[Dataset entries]
== Segment start ==
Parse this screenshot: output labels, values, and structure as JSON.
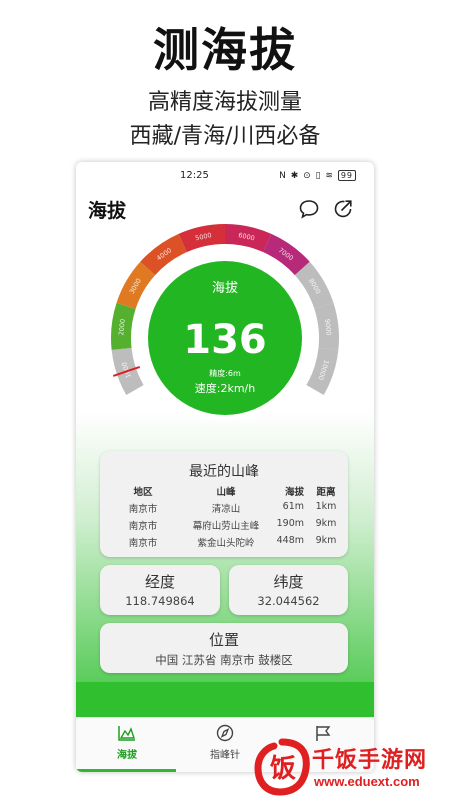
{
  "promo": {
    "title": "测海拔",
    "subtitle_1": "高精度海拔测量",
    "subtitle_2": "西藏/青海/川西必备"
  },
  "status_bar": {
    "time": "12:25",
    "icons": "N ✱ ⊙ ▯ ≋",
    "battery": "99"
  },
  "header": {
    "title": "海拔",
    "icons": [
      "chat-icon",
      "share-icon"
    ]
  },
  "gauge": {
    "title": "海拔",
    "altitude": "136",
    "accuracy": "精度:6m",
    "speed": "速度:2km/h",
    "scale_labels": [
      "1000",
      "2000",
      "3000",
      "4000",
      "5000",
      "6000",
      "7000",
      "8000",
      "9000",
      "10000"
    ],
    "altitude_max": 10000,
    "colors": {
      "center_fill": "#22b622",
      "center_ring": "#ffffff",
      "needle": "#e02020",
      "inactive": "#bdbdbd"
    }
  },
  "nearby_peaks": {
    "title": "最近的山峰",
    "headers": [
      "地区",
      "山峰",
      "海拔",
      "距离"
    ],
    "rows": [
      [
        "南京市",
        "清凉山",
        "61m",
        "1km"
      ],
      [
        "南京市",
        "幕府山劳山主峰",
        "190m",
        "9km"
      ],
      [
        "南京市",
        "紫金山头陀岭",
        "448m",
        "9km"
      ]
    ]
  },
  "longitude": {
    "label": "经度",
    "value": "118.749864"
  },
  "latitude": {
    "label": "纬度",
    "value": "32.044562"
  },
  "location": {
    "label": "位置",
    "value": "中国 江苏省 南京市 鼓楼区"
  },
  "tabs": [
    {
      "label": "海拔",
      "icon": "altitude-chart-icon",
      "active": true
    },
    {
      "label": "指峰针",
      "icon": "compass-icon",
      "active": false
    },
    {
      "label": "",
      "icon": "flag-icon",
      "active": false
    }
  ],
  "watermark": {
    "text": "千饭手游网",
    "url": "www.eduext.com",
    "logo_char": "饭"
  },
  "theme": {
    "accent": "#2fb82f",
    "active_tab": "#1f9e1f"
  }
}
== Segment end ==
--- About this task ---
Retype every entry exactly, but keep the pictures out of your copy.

--- Reply ---
Parse this screenshot: output labels, values, and structure as JSON.
{
  "promo": {
    "title": "测海拔",
    "subtitle_1": "高精度海拔测量",
    "subtitle_2": "西藏/青海/川西必备"
  },
  "status_bar": {
    "time": "12:25",
    "icons": "N ✱ ⊙ ▯ ≋",
    "battery": "99"
  },
  "header": {
    "title": "海拔",
    "icons": [
      "chat-icon",
      "share-icon"
    ]
  },
  "gauge": {
    "title": "海拔",
    "altitude": "136",
    "accuracy": "精度:6m",
    "speed": "速度:2km/h",
    "scale_labels": [
      "1000",
      "2000",
      "3000",
      "4000",
      "5000",
      "6000",
      "7000",
      "8000",
      "9000",
      "10000"
    ],
    "altitude_max": 10000,
    "colors": {
      "center_fill": "#22b622",
      "center_ring": "#ffffff",
      "needle": "#e02020",
      "inactive": "#bdbdbd"
    }
  },
  "nearby_peaks": {
    "title": "最近的山峰",
    "headers": [
      "地区",
      "山峰",
      "海拔",
      "距离"
    ],
    "rows": [
      [
        "南京市",
        "清凉山",
        "61m",
        "1km"
      ],
      [
        "南京市",
        "幕府山劳山主峰",
        "190m",
        "9km"
      ],
      [
        "南京市",
        "紫金山头陀岭",
        "448m",
        "9km"
      ]
    ]
  },
  "longitude": {
    "label": "经度",
    "value": "118.749864"
  },
  "latitude": {
    "label": "纬度",
    "value": "32.044562"
  },
  "location": {
    "label": "位置",
    "value": "中国 江苏省 南京市 鼓楼区"
  },
  "tabs": [
    {
      "label": "海拔",
      "icon": "altitude-chart-icon",
      "active": true
    },
    {
      "label": "指峰针",
      "icon": "compass-icon",
      "active": false
    },
    {
      "label": "",
      "icon": "flag-icon",
      "active": false
    }
  ],
  "watermark": {
    "text": "千饭手游网",
    "url": "www.eduext.com",
    "logo_char": "饭"
  },
  "theme": {
    "accent": "#2fb82f",
    "active_tab": "#1f9e1f"
  }
}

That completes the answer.